— Exercise instructions —
Pictures aside, every line of the listing should be given again exactly.

— Records for this exercise —
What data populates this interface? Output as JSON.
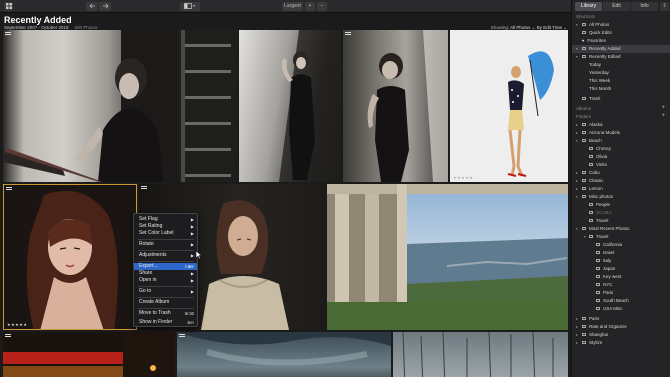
{
  "toolbar": {
    "zoom_label": "Largest",
    "zoom_plus": "+",
    "zoom_minus": "−"
  },
  "header": {
    "title": "Recently Added",
    "date_range": "September 2007 - October 2018",
    "photo_count": "500 Photos",
    "showing_label": "Showing:",
    "showing_value": "All Photos",
    "sort_label": "By Edit Time"
  },
  "photos": {
    "stars": "★★★★★"
  },
  "context_menu": {
    "items": [
      {
        "label": "Set Flag",
        "arrow": "▶"
      },
      {
        "label": "Set Rating",
        "arrow": "▶"
      },
      {
        "label": "Set Color Label",
        "arrow": "▶"
      },
      {
        "label": "Rotate",
        "arrow": "▶"
      },
      {
        "label": "Adjustments",
        "arrow": "▶"
      },
      {
        "label": "Export...",
        "shortcut": "⇧⌘E"
      },
      {
        "label": "Share",
        "arrow": "▶"
      },
      {
        "label": "Open in",
        "arrow": "▶"
      },
      {
        "label": "Go to",
        "arrow": "▶"
      },
      {
        "label": "Create Album"
      },
      {
        "label": "Move to Trash",
        "shortcut": "⌘⌫"
      },
      {
        "label": "Show in Finder",
        "shortcut": "⌘R"
      }
    ],
    "highlight_color": "#2e67c9"
  },
  "sidebar": {
    "tabs": [
      "Library",
      "Edit",
      "Info"
    ],
    "shortcuts_header": "Shortcuts",
    "shortcuts": [
      "All Photos",
      "Quick Edits",
      "Favorites",
      "Recently Added",
      "Recently Edited",
      "Today",
      "Yesterday",
      "This Week",
      "This Month",
      "Trash"
    ],
    "albums_header": "Albums",
    "folders_header": "Folders",
    "folders": [
      "Alaska",
      "Arizona Models",
      "Beach",
      "Chrissy",
      "Olivia",
      "Vinks",
      "Cabo",
      "Classic",
      "Lemon",
      "Misc photos",
      "People",
      "SCUBA",
      "Travel",
      "Most Recent Photos",
      "Travel",
      "California",
      "Israel",
      "Italy",
      "Japan",
      "Key west",
      "NYC",
      "Paris",
      "South Beach",
      "USA Misc",
      "Paris",
      "Rate and Organize",
      "Shanghai",
      "Stylize"
    ],
    "plus": "+"
  },
  "colors": {
    "accent": "#2e67c9",
    "background": "#1b1b1c",
    "sidebar": "#242426"
  }
}
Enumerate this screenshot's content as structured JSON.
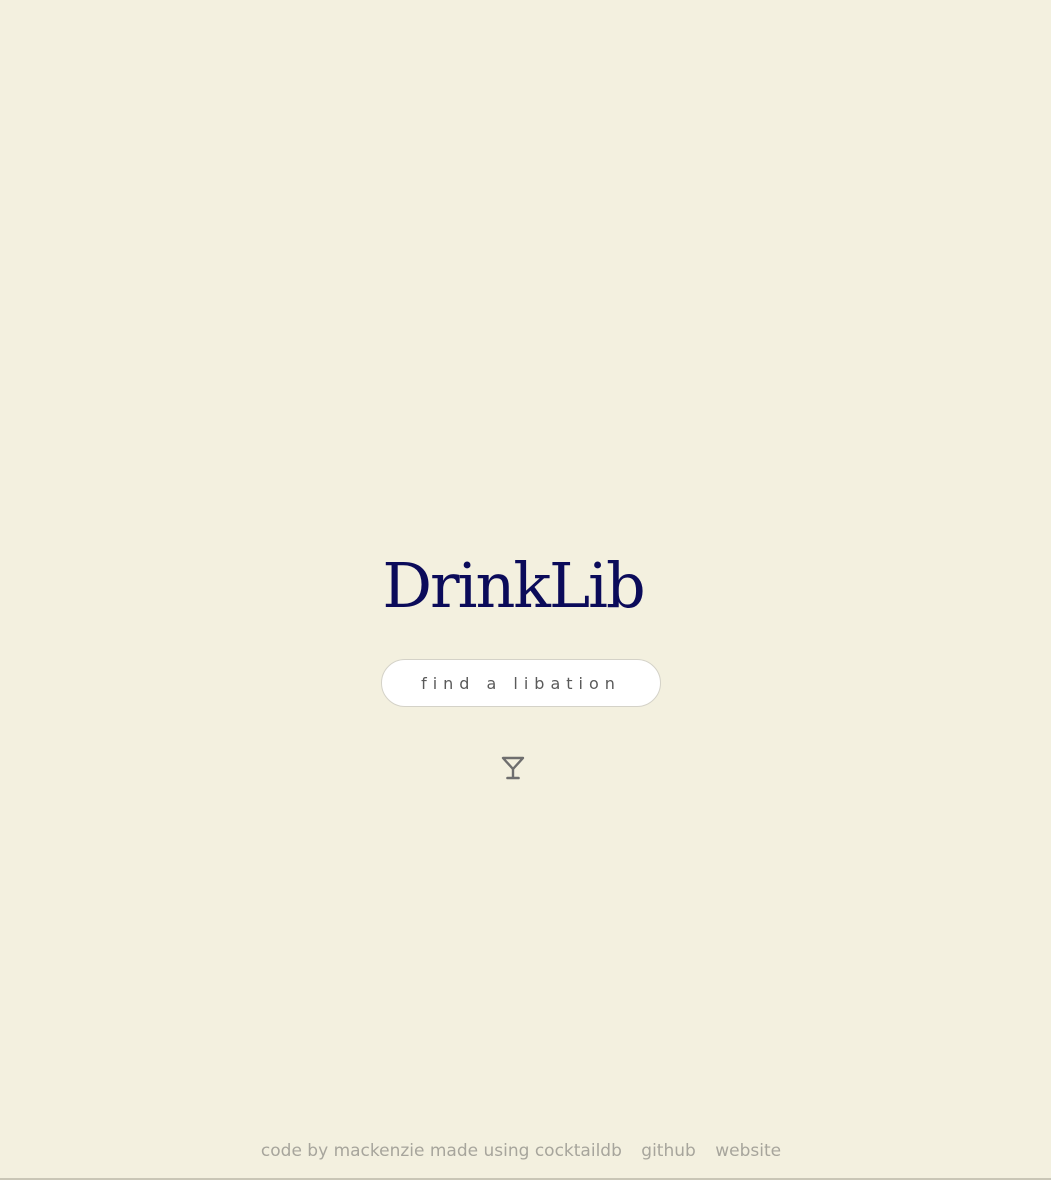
{
  "app": {
    "title": "DrinkLib"
  },
  "search": {
    "placeholder": "find a libation",
    "value": ""
  },
  "search_button": {
    "icon": "cocktail-glass-icon"
  },
  "footer": {
    "credit": "code by mackenzie made using cocktaildb",
    "github_label": "github",
    "website_label": "website"
  },
  "colors": {
    "background": "#f3f0df",
    "title": "#0b0b5a",
    "footer_text": "#a7a59c",
    "icon": "#6e6e6e"
  }
}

— Output below —
What data populates this interface? Output as JSON.
{
  "toolbar": {
    "zoom_label": "Largest",
    "zoom_plus": "+",
    "zoom_minus": "−"
  },
  "header": {
    "title": "Recently Added",
    "date_range": "September 2007 - October 2018",
    "photo_count": "500 Photos",
    "showing_label": "Showing:",
    "showing_value": "All Photos",
    "sort_label": "By Edit Time"
  },
  "photos": {
    "stars": "★★★★★"
  },
  "context_menu": {
    "items": [
      {
        "label": "Set Flag",
        "arrow": "▶"
      },
      {
        "label": "Set Rating",
        "arrow": "▶"
      },
      {
        "label": "Set Color Label",
        "arrow": "▶"
      },
      {
        "label": "Rotate",
        "arrow": "▶"
      },
      {
        "label": "Adjustments",
        "arrow": "▶"
      },
      {
        "label": "Export...",
        "shortcut": "⇧⌘E"
      },
      {
        "label": "Share",
        "arrow": "▶"
      },
      {
        "label": "Open in",
        "arrow": "▶"
      },
      {
        "label": "Go to",
        "arrow": "▶"
      },
      {
        "label": "Create Album"
      },
      {
        "label": "Move to Trash",
        "shortcut": "⌘⌫"
      },
      {
        "label": "Show in Finder",
        "shortcut": "⌘R"
      }
    ],
    "highlight_color": "#2e67c9"
  },
  "sidebar": {
    "tabs": [
      "Library",
      "Edit",
      "Info"
    ],
    "shortcuts_header": "Shortcuts",
    "shortcuts": [
      "All Photos",
      "Quick Edits",
      "Favorites",
      "Recently Added",
      "Recently Edited",
      "Today",
      "Yesterday",
      "This Week",
      "This Month",
      "Trash"
    ],
    "albums_header": "Albums",
    "folders_header": "Folders",
    "folders": [
      "Alaska",
      "Arizona Models",
      "Beach",
      "Chrissy",
      "Olivia",
      "Vinks",
      "Cabo",
      "Classic",
      "Lemon",
      "Misc photos",
      "People",
      "SCUBA",
      "Travel",
      "Most Recent Photos",
      "Travel",
      "California",
      "Israel",
      "Italy",
      "Japan",
      "Key west",
      "NYC",
      "Paris",
      "South Beach",
      "USA Misc",
      "Paris",
      "Rate and Organize",
      "Shanghai",
      "Stylize"
    ],
    "plus": "+"
  },
  "colors": {
    "accent": "#2e67c9",
    "background": "#1b1b1c",
    "sidebar": "#242426"
  }
}
Enumerate this screenshot's content as structured JSON.
{
  "app": {
    "title": "DrinkLib"
  },
  "search": {
    "placeholder": "find a libation",
    "value": ""
  },
  "search_button": {
    "icon": "cocktail-glass-icon"
  },
  "footer": {
    "credit": "code by mackenzie made using cocktaildb",
    "github_label": "github",
    "website_label": "website"
  },
  "colors": {
    "background": "#f3f0df",
    "title": "#0b0b5a",
    "footer_text": "#a7a59c",
    "icon": "#6e6e6e"
  }
}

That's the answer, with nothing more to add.